What are the things that great coaches do every day that makes them great?
Make training more challenging and more demanding than the competition your athletes are targeting;
Great coaches realize that competition is not the time to find out where your athletes’ physical and mental limits are. Training needs to be more challenging and more demanding – physically, mentally, technically, tactically, emotionally – than the competition your athletes are preparing for.
Example: A few weeks before a major international professional Tennis Championship I observed a leading professional player play 6 sets of 9 games (i.e. first player to 9 games with a 2 game lead, e.g. 9-7) and against 4 different training opponents (one left handed and three right handed), i.e. as opposed to a standard competition match of 5 sets of 6 games against 1 opponent. His coach made the training practice tougher, more challenging, more demanding and more difficult than any tournament match could ever be. Result…he won!

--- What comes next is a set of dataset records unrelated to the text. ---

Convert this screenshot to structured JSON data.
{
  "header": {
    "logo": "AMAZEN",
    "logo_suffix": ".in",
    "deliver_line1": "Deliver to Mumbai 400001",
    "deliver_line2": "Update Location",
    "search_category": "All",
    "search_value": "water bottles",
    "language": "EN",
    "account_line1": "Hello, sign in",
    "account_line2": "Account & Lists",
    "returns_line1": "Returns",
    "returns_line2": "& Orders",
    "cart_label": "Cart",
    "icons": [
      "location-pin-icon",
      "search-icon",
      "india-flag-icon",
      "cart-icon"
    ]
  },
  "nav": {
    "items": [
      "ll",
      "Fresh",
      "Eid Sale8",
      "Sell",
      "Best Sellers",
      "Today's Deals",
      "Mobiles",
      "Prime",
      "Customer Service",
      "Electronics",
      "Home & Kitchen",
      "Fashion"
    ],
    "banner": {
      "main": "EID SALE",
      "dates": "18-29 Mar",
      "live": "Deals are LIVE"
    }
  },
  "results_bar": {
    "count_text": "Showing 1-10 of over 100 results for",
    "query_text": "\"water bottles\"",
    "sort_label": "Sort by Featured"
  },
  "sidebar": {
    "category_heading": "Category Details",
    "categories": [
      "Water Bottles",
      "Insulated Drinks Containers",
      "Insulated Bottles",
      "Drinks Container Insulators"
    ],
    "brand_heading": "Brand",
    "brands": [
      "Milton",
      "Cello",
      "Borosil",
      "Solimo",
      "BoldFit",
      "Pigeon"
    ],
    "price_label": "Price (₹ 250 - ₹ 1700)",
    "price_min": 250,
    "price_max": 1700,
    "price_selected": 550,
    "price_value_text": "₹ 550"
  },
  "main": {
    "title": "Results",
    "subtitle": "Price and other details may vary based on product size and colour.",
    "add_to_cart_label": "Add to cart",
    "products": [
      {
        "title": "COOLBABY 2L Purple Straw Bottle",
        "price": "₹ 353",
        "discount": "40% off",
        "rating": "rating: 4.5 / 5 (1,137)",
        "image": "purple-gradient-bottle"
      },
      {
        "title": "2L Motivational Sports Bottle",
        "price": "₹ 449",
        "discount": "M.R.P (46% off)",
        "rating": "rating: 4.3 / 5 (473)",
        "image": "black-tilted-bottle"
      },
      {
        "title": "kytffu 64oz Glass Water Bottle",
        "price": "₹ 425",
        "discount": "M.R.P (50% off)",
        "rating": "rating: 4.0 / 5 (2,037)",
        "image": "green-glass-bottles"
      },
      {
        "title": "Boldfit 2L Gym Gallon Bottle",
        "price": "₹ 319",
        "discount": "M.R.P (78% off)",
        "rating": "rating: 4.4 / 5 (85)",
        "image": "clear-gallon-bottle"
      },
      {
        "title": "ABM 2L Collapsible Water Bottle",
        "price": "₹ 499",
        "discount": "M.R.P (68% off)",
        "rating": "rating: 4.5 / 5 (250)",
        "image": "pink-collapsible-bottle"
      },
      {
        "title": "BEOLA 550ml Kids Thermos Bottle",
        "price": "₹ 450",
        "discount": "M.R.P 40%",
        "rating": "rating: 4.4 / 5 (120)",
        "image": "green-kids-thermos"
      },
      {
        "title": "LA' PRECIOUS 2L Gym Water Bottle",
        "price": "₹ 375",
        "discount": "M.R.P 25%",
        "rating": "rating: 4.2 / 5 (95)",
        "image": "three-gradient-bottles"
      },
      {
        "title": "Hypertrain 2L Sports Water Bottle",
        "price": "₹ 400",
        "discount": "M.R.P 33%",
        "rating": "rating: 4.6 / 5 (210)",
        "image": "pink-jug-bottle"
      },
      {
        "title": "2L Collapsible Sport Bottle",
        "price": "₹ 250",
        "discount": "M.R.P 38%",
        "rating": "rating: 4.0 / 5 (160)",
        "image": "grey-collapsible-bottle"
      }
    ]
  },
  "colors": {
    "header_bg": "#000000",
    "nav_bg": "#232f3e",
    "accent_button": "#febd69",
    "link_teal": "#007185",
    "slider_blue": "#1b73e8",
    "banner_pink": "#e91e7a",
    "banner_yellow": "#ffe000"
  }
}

Learn and develop as a coach at a faster rate than your athletes;
Great coaches realize that success is a moving target and to stay relevant they must be committed to life-long learning, honest personal and professional evaluation and continuous improvement.
Example: A swimming coach realized that two of the athletes in his team had the potential to be world record holders but that he had not coached world record holders previously. He raised some money and invited two world class coaches from other nations to come and honestly review his coaching and his program regularly to ensure his knowledge and skills were also world class. Result: One world record.
Accelerate your rate of learning faster than your opposition;
The Internet has insured that there are no secrets in sport. Everyone knows what you know. Anyone can get anything, anytime, anywhere and for free. Everyone is learning something everyday. Great coaches understand this and strive to accelerate their rate of learning faster than their opposing coaches.
Example: A high performance rugby coach with an outstanding success rate at the highest level spent one month each year, immediately following the end of the competitive season traveling the world learning from other coaches in other sports in other nations to ensure his rate of learning and development was superior to other coaches in his sport. Result…the most outstanding coaching record in professional rugby.